Synopses & Reviews
Dorothy Wordsworth's journals are a unique record of her life with her brother William, at the time when he was at the height of his poetic powers. Invaluable for the insight they give into the daily life of the poet and his friendship with Coleridge, they are also remarkable for their spontaneity and immediacy, and for the vivid descriptions of people, places, and incidents that inspired some of Wordsworth's best-loved poems. The Grasmere Journal was begun at Dove Cottage in May 1800 and kept for three years. Dorothy notes the walks and the weather, the friends, country neighbors and beggars on the roads; she sets down accounts of the garden, of Wordsworth's marriage, their concern for Coleridge, the composition of poetry. The earlier Alfoxden Journal was written during 1797-8, when the Wordsworths lived near Coleridge in Somerset. Not intended for publication, but to "give Wm Pleasure by it," both journals have a quality recognized by Wordsworth when he wrote of Dorothy that "she gave me eyes, she gave me ears."
Wordsworth's "exquisite sister", as Coleridge described her, was not only the cherished companion of the two poets, but also a writer who possessed a geniune poetic imagination in her own right. The journals she kept at Alfoxden, in 1798, where her brother and Coleridge were composing the Lyrical Ballads and at Grasmere from 1800 to 1803, when she and Wordsworth were living at Dove Cottage are printed here for the first time as Dorothy wrote them. Two of Dorothy's poems are included in the appendix, along with thirty-three poems by Wordsworth, which are referred to in the journals.
Dorothy Wordsworth's The Grasmere Journals, begun in May 1800 while at Dove Cottage, and continued for nearly three years until January 1803, is perhaps the best-loved of all journals. Noting the walks and the weather, the friends, country neighbors and beggars on the roads, William Wordsworth's marriage, the composition of poetry, and their concern for Coleridge, her words bring those first years to vivid and intimate life.

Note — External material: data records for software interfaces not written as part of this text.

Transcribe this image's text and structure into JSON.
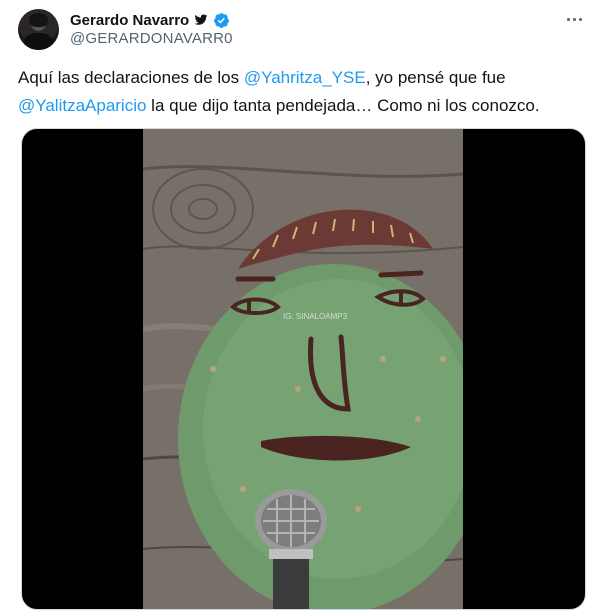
{
  "author": {
    "display_name": "Gerardo Navarro",
    "handle": "@GERARDONAVARR0"
  },
  "tweet": {
    "text_before": "Aquí las declaraciones de los ",
    "mention_1": "@Yahritza_YSE",
    "text_middle": ", yo pensé que fue ",
    "mention_2": "@YalitzaAparicio",
    "text_after": " la que dijo tanta pendejada… Como ni los conozco."
  },
  "media": {
    "watermark": "IG: SINALOAMP3"
  },
  "icons": [
    "twitter-bird-icon",
    "verified-badge-icon",
    "more-options-icon",
    "microphone"
  ],
  "colors": {
    "accent": "#1d9bf0",
    "text": "#0f1419",
    "secondary": "#536471",
    "cactus": "#6f9a6c"
  }
}
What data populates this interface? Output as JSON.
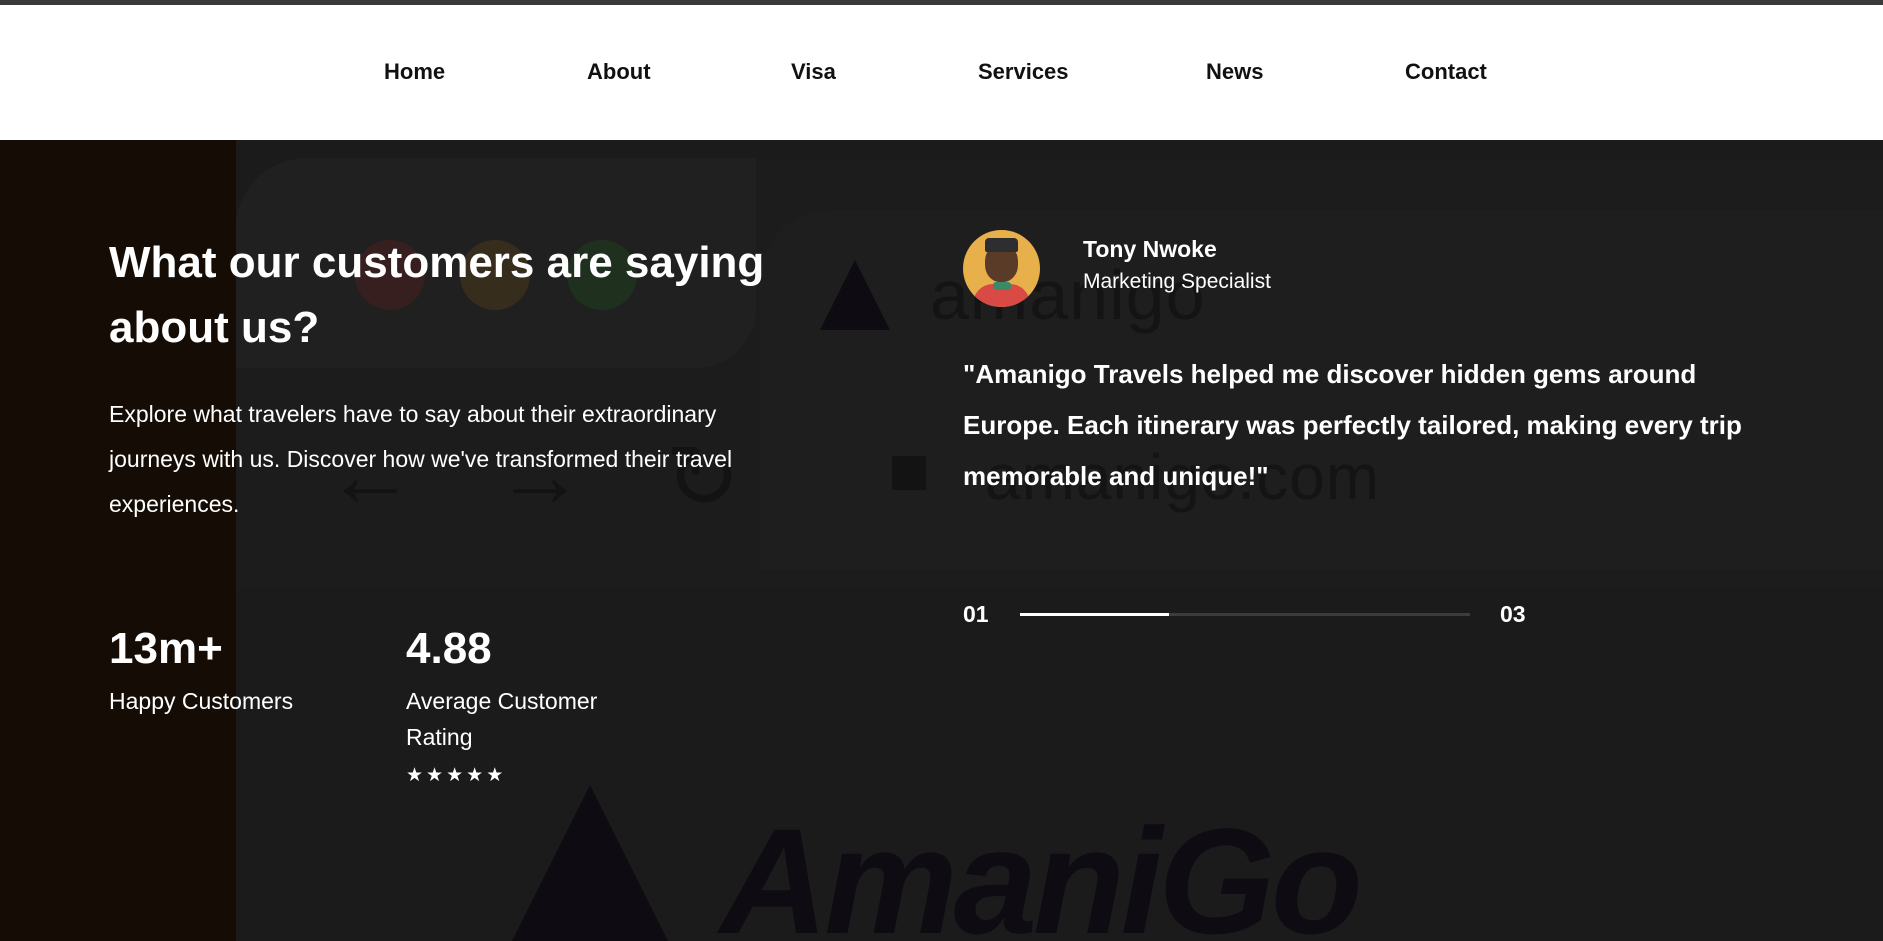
{
  "nav": {
    "items": [
      {
        "label": "Home"
      },
      {
        "label": "About"
      },
      {
        "label": "Visa"
      },
      {
        "label": "Services"
      },
      {
        "label": "News"
      },
      {
        "label": "Contact"
      }
    ]
  },
  "background": {
    "url_text": "amanigo.com",
    "tab_text": "amanigo",
    "logo_text": "AmaniGo"
  },
  "section": {
    "title": "What our customers are saying about us?",
    "intro": "Explore what travelers have to say about their extraordinary journeys with us. Discover how we've transformed their travel experiences."
  },
  "stats": [
    {
      "value": "13m+",
      "label": "Happy Customers"
    },
    {
      "value": "4.88",
      "label": "Average Customer Rating",
      "stars": 5
    }
  ],
  "testimonial": {
    "name": "Tony Nwoke",
    "role": "Marketing Specialist",
    "quote": "\"Amanigo Travels helped me discover hidden gems around Europe. Each itinerary was perfectly tailored, making every trip memorable and unique!\""
  },
  "slider": {
    "current": "01",
    "total": "03",
    "progress": 0.33
  },
  "colors": {
    "background": "#1b1b1b",
    "left_strip": "#150d05",
    "text": "#ffffff",
    "avatar_bg": "#e8b04a"
  }
}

This edition has been prepared directly from the manuscripts with undeciphered words clarified, first thoughts, later insertions and deletions indicated, and Dorothy's hasty punctuation largely restored. It also offers rich explanatory notes, containing much new detail on friends and family, the scarcely-known people of the Grasmere valley, the books that were read, and the connections with William Wordsworth's poetry.